### Material for this exercise
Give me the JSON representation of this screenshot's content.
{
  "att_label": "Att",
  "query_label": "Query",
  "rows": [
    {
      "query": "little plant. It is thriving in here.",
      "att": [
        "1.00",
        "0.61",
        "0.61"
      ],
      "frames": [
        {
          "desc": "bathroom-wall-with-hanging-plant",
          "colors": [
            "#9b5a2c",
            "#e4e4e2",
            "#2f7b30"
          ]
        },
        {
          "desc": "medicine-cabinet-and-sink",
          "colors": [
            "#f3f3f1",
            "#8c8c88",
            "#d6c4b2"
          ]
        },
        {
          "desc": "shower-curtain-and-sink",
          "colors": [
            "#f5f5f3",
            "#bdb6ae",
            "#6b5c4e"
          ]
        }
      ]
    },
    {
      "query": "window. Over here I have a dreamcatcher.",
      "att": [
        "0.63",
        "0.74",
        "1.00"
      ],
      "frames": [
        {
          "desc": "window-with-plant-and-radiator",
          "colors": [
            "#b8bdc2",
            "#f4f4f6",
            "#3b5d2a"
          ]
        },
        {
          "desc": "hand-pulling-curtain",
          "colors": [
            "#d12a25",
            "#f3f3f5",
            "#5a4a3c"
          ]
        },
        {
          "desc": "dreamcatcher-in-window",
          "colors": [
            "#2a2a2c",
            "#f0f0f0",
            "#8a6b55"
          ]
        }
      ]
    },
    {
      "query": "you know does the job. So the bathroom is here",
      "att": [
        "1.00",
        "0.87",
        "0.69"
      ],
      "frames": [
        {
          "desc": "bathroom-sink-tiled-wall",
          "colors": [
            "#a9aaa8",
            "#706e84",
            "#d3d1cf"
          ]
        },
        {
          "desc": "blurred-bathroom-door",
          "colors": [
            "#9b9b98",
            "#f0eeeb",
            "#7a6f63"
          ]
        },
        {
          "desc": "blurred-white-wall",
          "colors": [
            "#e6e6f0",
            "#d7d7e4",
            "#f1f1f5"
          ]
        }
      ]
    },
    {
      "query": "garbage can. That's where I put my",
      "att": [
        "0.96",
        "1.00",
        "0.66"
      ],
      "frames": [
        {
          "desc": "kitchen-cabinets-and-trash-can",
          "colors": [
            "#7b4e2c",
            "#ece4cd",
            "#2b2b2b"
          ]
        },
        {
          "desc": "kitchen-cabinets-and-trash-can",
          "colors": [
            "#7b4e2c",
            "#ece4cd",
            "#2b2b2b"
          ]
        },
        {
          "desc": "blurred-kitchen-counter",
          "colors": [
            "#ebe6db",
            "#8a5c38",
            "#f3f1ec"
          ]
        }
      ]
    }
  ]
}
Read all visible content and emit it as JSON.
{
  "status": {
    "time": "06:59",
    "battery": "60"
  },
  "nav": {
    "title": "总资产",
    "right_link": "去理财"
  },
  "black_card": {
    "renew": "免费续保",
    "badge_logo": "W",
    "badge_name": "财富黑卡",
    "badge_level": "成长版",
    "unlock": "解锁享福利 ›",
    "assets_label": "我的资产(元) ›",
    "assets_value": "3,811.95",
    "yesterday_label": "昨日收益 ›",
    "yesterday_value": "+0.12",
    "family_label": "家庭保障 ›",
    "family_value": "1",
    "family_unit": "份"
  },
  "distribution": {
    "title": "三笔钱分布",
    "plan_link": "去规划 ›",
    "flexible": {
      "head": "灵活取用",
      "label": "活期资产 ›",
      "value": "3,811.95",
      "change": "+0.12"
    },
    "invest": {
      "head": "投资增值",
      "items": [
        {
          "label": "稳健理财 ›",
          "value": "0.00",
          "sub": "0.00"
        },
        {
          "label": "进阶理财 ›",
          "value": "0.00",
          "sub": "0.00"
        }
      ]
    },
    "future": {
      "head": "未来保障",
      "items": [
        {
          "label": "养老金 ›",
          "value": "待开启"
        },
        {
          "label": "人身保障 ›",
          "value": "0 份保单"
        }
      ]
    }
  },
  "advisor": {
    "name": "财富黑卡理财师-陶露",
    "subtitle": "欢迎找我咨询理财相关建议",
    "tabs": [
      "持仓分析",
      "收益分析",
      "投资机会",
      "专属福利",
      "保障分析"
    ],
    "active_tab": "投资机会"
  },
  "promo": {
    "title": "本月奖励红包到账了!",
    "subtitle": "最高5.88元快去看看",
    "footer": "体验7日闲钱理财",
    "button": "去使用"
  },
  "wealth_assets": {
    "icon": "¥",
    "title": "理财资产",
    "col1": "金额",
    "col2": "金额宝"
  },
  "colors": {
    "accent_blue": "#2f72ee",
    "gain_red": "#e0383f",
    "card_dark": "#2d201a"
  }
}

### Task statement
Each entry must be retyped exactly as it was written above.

### Exercise output
Give me the JSON representation of this screenshot's content.
{
  "att_label": "Att",
  "query_label": "Query",
  "rows": [
    {
      "query": "little plant. It is thriving in here.",
      "att": [
        "1.00",
        "0.61",
        "0.61"
      ],
      "frames": [
        {
          "desc": "bathroom-wall-with-hanging-plant",
          "colors": [
            "#9b5a2c",
            "#e4e4e2",
            "#2f7b30"
          ]
        },
        {
          "desc": "medicine-cabinet-and-sink",
          "colors": [
            "#f3f3f1",
            "#8c8c88",
            "#d6c4b2"
          ]
        },
        {
          "desc": "shower-curtain-and-sink",
          "colors": [
            "#f5f5f3",
            "#bdb6ae",
            "#6b5c4e"
          ]
        }
      ]
    },
    {
      "query": "window. Over here I have a dreamcatcher.",
      "att": [
        "0.63",
        "0.74",
        "1.00"
      ],
      "frames": [
        {
          "desc": "window-with-plant-and-radiator",
          "colors": [
            "#b8bdc2",
            "#f4f4f6",
            "#3b5d2a"
          ]
        },
        {
          "desc": "hand-pulling-curtain",
          "colors": [
            "#d12a25",
            "#f3f3f5",
            "#5a4a3c"
          ]
        },
        {
          "desc": "dreamcatcher-in-window",
          "colors": [
            "#2a2a2c",
            "#f0f0f0",
            "#8a6b55"
          ]
        }
      ]
    },
    {
      "query": "you know does the job. So the bathroom is here",
      "att": [
        "1.00",
        "0.87",
        "0.69"
      ],
      "frames": [
        {
          "desc": "bathroom-sink-tiled-wall",
          "colors": [
            "#a9aaa8",
            "#706e84",
            "#d3d1cf"
          ]
        },
        {
          "desc": "blurred-bathroom-door",
          "colors": [
            "#9b9b98",
            "#f0eeeb",
            "#7a6f63"
          ]
        },
        {
          "desc": "blurred-white-wall",
          "colors": [
            "#e6e6f0",
            "#d7d7e4",
            "#f1f1f5"
          ]
        }
      ]
    },
    {
      "query": "garbage can. That's where I put my",
      "att": [
        "0.96",
        "1.00",
        "0.66"
      ],
      "frames": [
        {
          "desc": "kitchen-cabinets-and-trash-can",
          "colors": [
            "#7b4e2c",
            "#ece4cd",
            "#2b2b2b"
          ]
        },
        {
          "desc": "kitchen-cabinets-and-trash-can",
          "colors": [
            "#7b4e2c",
            "#ece4cd",
            "#2b2b2b"
          ]
        },
        {
          "desc": "blurred-kitchen-counter",
          "colors": [
            "#ebe6db",
            "#8a5c38",
            "#f3f1ec"
          ]
        }
      ]
    }
  ]
}
Read all visible content and emit it as JSON.
{
  "status": {
    "time": "06:59",
    "battery": "60"
  },
  "nav": {
    "title": "总资产",
    "right_link": "去理财"
  },
  "black_card": {
    "renew": "免费续保",
    "badge_logo": "W",
    "badge_name": "财富黑卡",
    "badge_level": "成长版",
    "unlock": "解锁享福利 ›",
    "assets_label": "我的资产(元) ›",
    "assets_value": "3,811.95",
    "yesterday_label": "昨日收益 ›",
    "yesterday_value": "+0.12",
    "family_label": "家庭保障 ›",
    "family_value": "1",
    "family_unit": "份"
  },
  "distribution": {
    "title": "三笔钱分布",
    "plan_link": "去规划 ›",
    "flexible": {
      "head": "灵活取用",
      "label": "活期资产 ›",
      "value": "3,811.95",
      "change": "+0.12"
    },
    "invest": {
      "head": "投资增值",
      "items": [
        {
          "label": "稳健理财 ›",
          "value": "0.00",
          "sub": "0.00"
        },
        {
          "label": "进阶理财 ›",
          "value": "0.00",
          "sub": "0.00"
        }
      ]
    },
    "future": {
      "head": "未来保障",
      "items": [
        {
          "label": "养老金 ›",
          "value": "待开启"
        },
        {
          "label": "人身保障 ›",
          "value": "0 份保单"
        }
      ]
    }
  },
  "advisor": {
    "name": "财富黑卡理财师-陶露",
    "subtitle": "欢迎找我咨询理财相关建议",
    "tabs": [
      "持仓分析",
      "收益分析",
      "投资机会",
      "专属福利",
      "保障分析"
    ],
    "active_tab": "投资机会"
  },
  "promo": {
    "title": "本月奖励红包到账了!",
    "subtitle": "最高5.88元快去看看",
    "footer": "体验7日闲钱理财",
    "button": "去使用"
  },
  "wealth_assets": {
    "icon": "¥",
    "title": "理财资产",
    "col1": "金额",
    "col2": "金额宝"
  },
  "colors": {
    "accent_blue": "#2f72ee",
    "gain_red": "#e0383f",
    "card_dark": "#2d201a"
  }
}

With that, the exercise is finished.